Raga is the basis of melody in Indian music and a substitute for the western scale. Indian ragas are suppose to reproduce the conditions and emotions associated with them. For instance the, “Dipak raga is supposed to produce flames in actuality; and a story is told of the famous musician named Gopal Naik (Baiju Bawara) who, when ordered to sing this by the Emperor Akbar went and stood in the Jamuna up to his neck and then started the song. The water became gradually hotter until flames burst out of his body and he was consumed to ashes.
” (Motwani) Ragas in terms of construction is, “the concept of raga is to connect musical ideas in such a way as to form a continuous whole based on emotional impact. There are, however, mixed ragas combined in a continuous whole of contrasting moods. Technically, raga is defined as “essentially a scale with a tonic and two axial notes,” although it has additional characters. ” (Motwani). The instruments used to perform ragas consist of violin, viola, mridangam, ghatam, ganjira, harmonium, flute, etc.
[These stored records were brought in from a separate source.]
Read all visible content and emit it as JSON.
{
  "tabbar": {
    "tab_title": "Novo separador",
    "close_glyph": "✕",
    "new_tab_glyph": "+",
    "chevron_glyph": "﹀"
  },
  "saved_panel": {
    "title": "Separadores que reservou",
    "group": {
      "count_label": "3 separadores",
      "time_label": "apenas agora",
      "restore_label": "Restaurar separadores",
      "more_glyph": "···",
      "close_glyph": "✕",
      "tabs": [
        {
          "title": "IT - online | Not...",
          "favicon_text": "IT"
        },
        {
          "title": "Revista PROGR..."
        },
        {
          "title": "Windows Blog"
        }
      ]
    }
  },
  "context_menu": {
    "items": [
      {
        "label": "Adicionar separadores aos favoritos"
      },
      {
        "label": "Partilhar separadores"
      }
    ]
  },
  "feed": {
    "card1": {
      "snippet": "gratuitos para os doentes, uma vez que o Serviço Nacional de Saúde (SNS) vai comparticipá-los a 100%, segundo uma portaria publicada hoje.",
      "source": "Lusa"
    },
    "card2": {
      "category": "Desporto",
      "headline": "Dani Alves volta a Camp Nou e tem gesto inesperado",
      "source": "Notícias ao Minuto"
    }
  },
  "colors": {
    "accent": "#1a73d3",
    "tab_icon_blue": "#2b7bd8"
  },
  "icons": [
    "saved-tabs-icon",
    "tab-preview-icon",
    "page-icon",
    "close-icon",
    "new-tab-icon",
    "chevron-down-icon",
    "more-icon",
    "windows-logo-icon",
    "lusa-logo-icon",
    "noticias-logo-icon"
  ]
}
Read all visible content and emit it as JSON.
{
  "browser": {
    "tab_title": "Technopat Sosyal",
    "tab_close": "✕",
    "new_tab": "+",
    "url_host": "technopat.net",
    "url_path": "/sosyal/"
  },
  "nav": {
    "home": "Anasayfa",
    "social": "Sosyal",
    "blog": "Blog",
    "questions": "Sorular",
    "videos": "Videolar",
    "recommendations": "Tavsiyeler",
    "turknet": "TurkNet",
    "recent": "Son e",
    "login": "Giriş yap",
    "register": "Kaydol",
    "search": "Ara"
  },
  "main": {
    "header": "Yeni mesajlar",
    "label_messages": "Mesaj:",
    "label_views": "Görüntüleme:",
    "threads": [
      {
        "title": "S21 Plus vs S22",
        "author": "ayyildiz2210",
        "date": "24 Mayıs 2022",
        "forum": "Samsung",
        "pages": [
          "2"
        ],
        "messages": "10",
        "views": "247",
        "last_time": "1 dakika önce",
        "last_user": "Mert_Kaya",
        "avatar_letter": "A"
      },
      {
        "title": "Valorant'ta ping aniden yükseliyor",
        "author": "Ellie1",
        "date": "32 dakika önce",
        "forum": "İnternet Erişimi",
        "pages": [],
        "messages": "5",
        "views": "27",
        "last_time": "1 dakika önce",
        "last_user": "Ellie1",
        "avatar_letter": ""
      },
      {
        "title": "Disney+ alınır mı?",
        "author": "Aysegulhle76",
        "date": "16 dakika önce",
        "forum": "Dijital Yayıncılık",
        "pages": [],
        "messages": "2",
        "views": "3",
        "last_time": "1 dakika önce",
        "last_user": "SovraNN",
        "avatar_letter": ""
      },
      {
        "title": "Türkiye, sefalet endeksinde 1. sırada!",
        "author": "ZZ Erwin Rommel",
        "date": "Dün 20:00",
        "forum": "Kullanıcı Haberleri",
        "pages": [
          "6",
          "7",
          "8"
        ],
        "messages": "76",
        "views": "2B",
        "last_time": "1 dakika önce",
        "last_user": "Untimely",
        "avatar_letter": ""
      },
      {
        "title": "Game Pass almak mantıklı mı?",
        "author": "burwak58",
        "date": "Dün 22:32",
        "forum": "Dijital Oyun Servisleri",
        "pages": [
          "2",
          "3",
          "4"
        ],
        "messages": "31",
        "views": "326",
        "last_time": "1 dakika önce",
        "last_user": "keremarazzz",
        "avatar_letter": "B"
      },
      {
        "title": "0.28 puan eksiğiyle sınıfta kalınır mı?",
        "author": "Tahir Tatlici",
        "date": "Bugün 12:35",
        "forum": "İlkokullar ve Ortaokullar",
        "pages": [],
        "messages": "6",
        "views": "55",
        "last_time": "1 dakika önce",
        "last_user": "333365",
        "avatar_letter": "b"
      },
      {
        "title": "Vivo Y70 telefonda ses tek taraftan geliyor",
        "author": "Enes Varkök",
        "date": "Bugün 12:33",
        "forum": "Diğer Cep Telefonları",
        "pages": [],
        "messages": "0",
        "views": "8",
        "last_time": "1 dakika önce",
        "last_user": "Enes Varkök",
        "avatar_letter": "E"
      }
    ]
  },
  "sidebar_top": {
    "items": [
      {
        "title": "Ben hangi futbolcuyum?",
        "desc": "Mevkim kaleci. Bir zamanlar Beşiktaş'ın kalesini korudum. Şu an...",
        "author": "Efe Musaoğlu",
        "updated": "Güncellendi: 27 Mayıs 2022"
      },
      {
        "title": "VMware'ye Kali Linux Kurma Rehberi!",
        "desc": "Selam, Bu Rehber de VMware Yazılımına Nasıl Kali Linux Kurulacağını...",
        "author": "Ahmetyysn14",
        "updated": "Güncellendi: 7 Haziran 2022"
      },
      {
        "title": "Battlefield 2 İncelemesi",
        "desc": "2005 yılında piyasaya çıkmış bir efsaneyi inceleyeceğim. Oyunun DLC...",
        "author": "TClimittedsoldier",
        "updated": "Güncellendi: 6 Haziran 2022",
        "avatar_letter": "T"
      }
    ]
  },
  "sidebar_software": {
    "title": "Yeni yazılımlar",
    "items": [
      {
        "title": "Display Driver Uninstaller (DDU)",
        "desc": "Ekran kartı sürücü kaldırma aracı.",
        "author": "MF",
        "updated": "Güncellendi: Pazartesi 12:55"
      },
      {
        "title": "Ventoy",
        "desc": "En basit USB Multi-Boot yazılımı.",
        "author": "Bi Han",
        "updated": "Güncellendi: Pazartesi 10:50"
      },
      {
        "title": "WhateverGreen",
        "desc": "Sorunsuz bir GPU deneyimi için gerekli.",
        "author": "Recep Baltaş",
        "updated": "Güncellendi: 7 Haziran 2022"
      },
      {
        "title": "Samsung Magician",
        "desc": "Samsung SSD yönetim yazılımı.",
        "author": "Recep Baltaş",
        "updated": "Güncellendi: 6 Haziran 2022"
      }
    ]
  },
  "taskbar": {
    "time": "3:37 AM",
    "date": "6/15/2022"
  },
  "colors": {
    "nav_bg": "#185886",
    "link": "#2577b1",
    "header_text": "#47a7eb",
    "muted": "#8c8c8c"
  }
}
Many modern ragas are performed by vocalists as well. “In Indian classical music, Tala (ta-l (Hindi), ta-la (anglicised from talam; in Sanskrit), literally a “clap,” is a rhythmical pattern that determines the rhythmical structure of a composition. Each composition is set to a tala, and as a composition is rendered by the main artist(s), the percussion artist(s) play the pattern repeatedly, marking time as well as enhancing the appeal of the performance. ” (Wikipedia)
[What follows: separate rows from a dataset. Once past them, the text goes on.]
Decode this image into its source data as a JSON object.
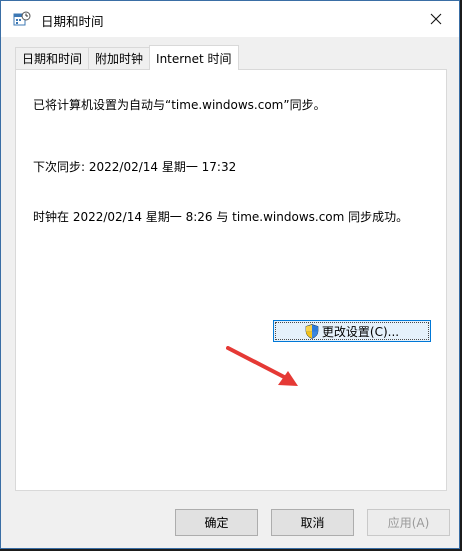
{
  "window": {
    "title": "日期和时间"
  },
  "tabs": [
    {
      "label": "日期和时间",
      "active": false
    },
    {
      "label": "附加时钟",
      "active": false
    },
    {
      "label": "Internet 时间",
      "active": true
    }
  ],
  "panel": {
    "sync_message": "已将计算机设置为自动与“time.windows.com”同步。",
    "next_sync": "下次同步: 2022/02/14 星期一 17:32",
    "last_sync_result": "时钟在 2022/02/14 星期一 8:26 与 time.windows.com 同步成功。",
    "change_settings_label": "更改设置(C)..."
  },
  "footer": {
    "ok_label": "确定",
    "cancel_label": "取消",
    "apply_label": "应用(A)"
  },
  "colors": {
    "accent": "#0078d7",
    "arrow": "#e53935"
  },
  "icons": {
    "app": "date-time-app-icon",
    "close": "close-icon",
    "shield": "uac-shield-icon"
  }
}
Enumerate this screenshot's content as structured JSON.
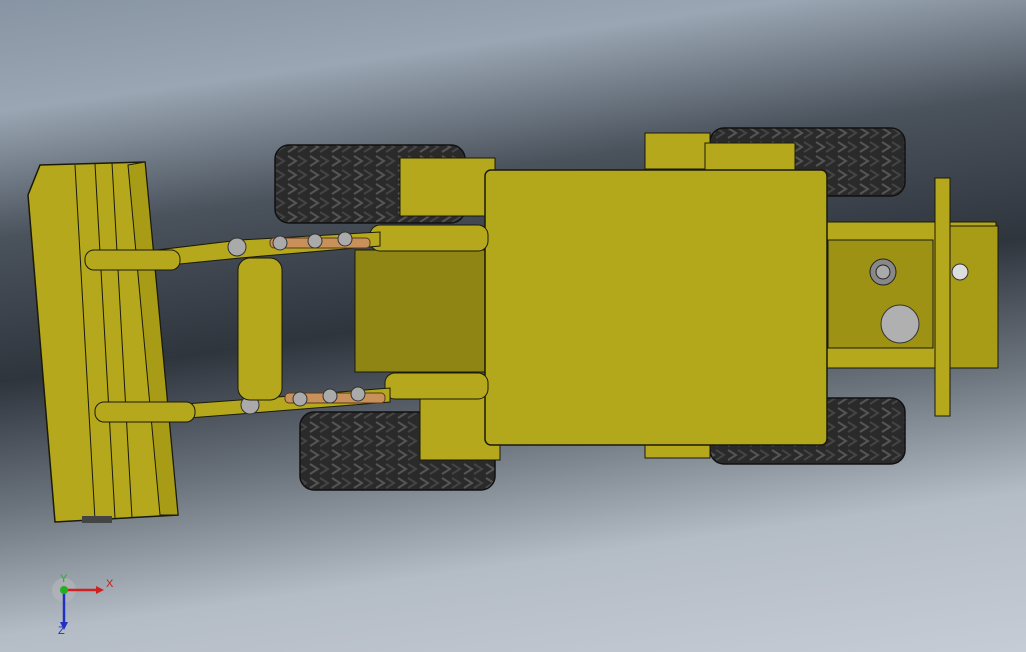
{
  "viewport": {
    "background_top": "#8794a3",
    "background_mid": "#2f353d",
    "background_bottom": "#c6ccd5"
  },
  "model": {
    "body_color": "#b5a81c",
    "body_shadow": "#8f8514",
    "tire_color": "#2a2a2a",
    "rod_color": "#c8905a",
    "outline_color": "#1a1a0a",
    "parts": [
      "bucket",
      "lift-arm-upper",
      "lift-arm-lower",
      "cross-tube",
      "front-tire-top",
      "front-tire-bottom",
      "rear-tire-top",
      "rear-tire-bottom",
      "cab-roof",
      "engine-hood",
      "counterweight",
      "hydraulic-cylinder-upper",
      "hydraulic-cylinder-lower"
    ]
  },
  "triad": {
    "x_label": "X",
    "y_label": "Y",
    "z_label": "Z",
    "x_color": "#d02020",
    "y_color": "#20b020",
    "z_color": "#2030c0"
  }
}
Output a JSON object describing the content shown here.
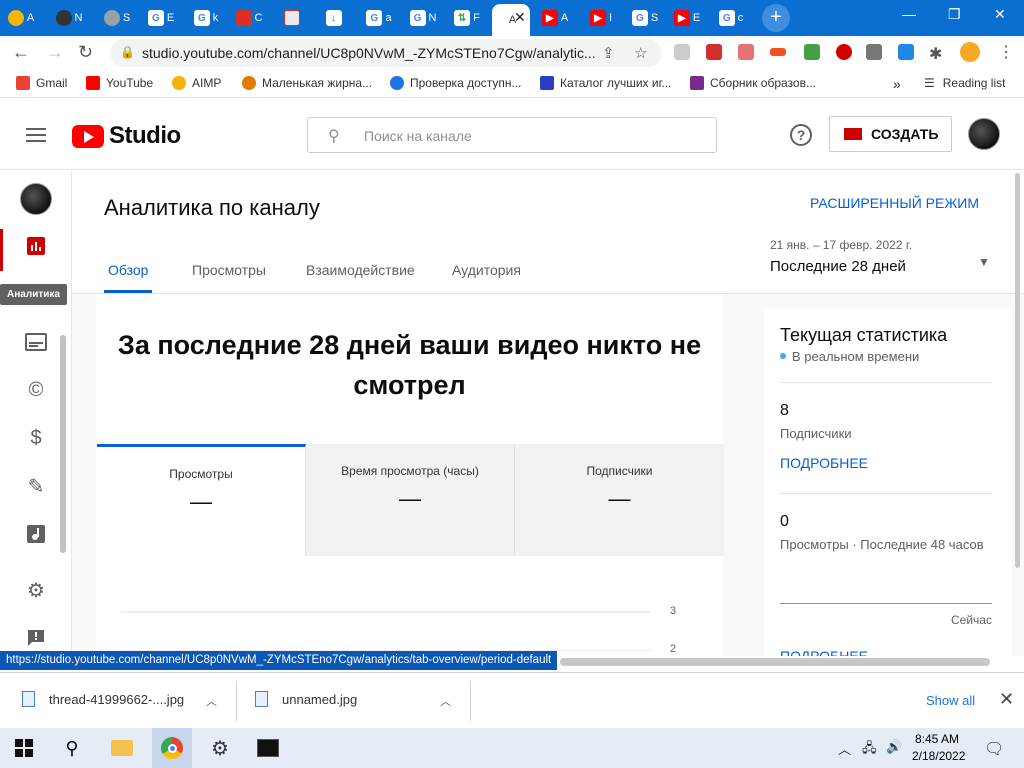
{
  "browser": {
    "tabs": [
      {
        "label": "A",
        "icon": "aimp-icon",
        "color": "#f5b400"
      },
      {
        "label": "N",
        "icon": "github-icon",
        "color": "#333333"
      },
      {
        "label": "S",
        "icon": "settings-icon",
        "color": "#888888"
      },
      {
        "label": "E",
        "icon": "google-icon",
        "color": "#4285f4"
      },
      {
        "label": "k",
        "icon": "google-icon",
        "color": "#4285f4"
      },
      {
        "label": "C",
        "icon": "download-red-icon",
        "color": "#d93025"
      },
      {
        "label": "",
        "icon": "image-icon",
        "color": "#888888"
      },
      {
        "label": "",
        "icon": "download-icon",
        "color": "#1a73e8"
      },
      {
        "label": "a",
        "icon": "google-icon",
        "color": "#4285f4"
      },
      {
        "label": "N",
        "icon": "google-icon",
        "color": "#4285f4"
      },
      {
        "label": "F",
        "icon": "updown-icon",
        "color": "#34a853"
      },
      {
        "label": "A",
        "icon": "studio-icon",
        "color": "#ff0000"
      },
      {
        "label": "A",
        "icon": "youtube-icon",
        "color": "#ff0000"
      },
      {
        "label": "I",
        "icon": "youtube-icon",
        "color": "#ff0000"
      },
      {
        "label": "S",
        "icon": "google-icon",
        "color": "#4285f4"
      },
      {
        "label": "E",
        "icon": "youtube-icon",
        "color": "#ff0000"
      },
      {
        "label": "c",
        "icon": "google-icon",
        "color": "#4285f4"
      }
    ],
    "url": "studio.youtube.com/channel/UC8p0NVwM_-ZYMcSTEno7Cgw/analytic..."
  },
  "bookmarks": [
    {
      "label": "Gmail",
      "color": "#ea4335"
    },
    {
      "label": "YouTube",
      "color": "#ff0000"
    },
    {
      "label": "AIMP",
      "color": "#f5b400"
    },
    {
      "label": "Маленькая жирна...",
      "color": "#e07b00"
    },
    {
      "label": "Проверка доступн...",
      "color": "#1a73e8"
    },
    {
      "label": "Каталог лучших иг...",
      "color": "#2a3fbf"
    },
    {
      "label": "Сборник образов...",
      "color": "#7a2a8a"
    }
  ],
  "reading_list": "Reading list",
  "studio": {
    "logo_text": "Studio",
    "search_placeholder": "Поиск на канале",
    "create_label": "СОЗДАТЬ"
  },
  "nav": {
    "tooltip": "Аналитика"
  },
  "main": {
    "title": "Аналитика по каналу",
    "advanced_mode": "РАСШИРЕННЫЙ РЕЖИМ",
    "tabs": [
      "Обзор",
      "Просмотры",
      "Взаимодействие",
      "Аудитория"
    ],
    "date_range": "21 янв. – 17 февр. 2022 г.",
    "period": "Последние 28 дней",
    "headline_line1": "За последние 28 дней ваши видео никто не",
    "headline_line2": "смотрел",
    "metrics": [
      {
        "label": "Просмотры",
        "value": "—"
      },
      {
        "label": "Время просмотра (часы)",
        "value": "—"
      },
      {
        "label": "Подписчики",
        "value": "—"
      }
    ],
    "chart_ticks": [
      "3",
      "2"
    ]
  },
  "realtime": {
    "title": "Текущая статистика",
    "subtitle": "В реальном времени",
    "subscribers_value": "8",
    "subscribers_label": "Подписчики",
    "more_label": "ПОДРОБНЕЕ",
    "views_value": "0",
    "views_label": "Просмотры · Последние 48 часов",
    "now_label": "Сейчас",
    "more_label_2": "ПОДРОБНЕЕ"
  },
  "status_url": "https://studio.youtube.com/channel/UC8p0NVwM_-ZYMcSTEno7Cgw/analytics/tab-overview/period-default",
  "downloads": {
    "items": [
      "thread-41999662-....jpg",
      "unnamed.jpg"
    ],
    "show_all": "Show all"
  },
  "taskbar": {
    "time": "8:45 AM",
    "date": "2/18/2022"
  }
}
“The most common instrument for keeping rhythm in Hindustani music is the tabla. In Carnatic music, the Mridangam is a stock feature in vocal, violin, Veena and flute concerts, with the Ghatam, the Khanjira and the Morsing also featuring at times. In Nadhaswaram concerts, the Thavil takes the place of the Mridangam. ” (Wikipedia)
Hindu Music http://www. atributetohinduism. com/Hindu_Music. htm#Raga%20-%20The%20Basis%20 of%20Melody 8-9-2006 Wikipedia- http://en. wikipedia. org/wiki/Tala_%28music%29 8-9-2006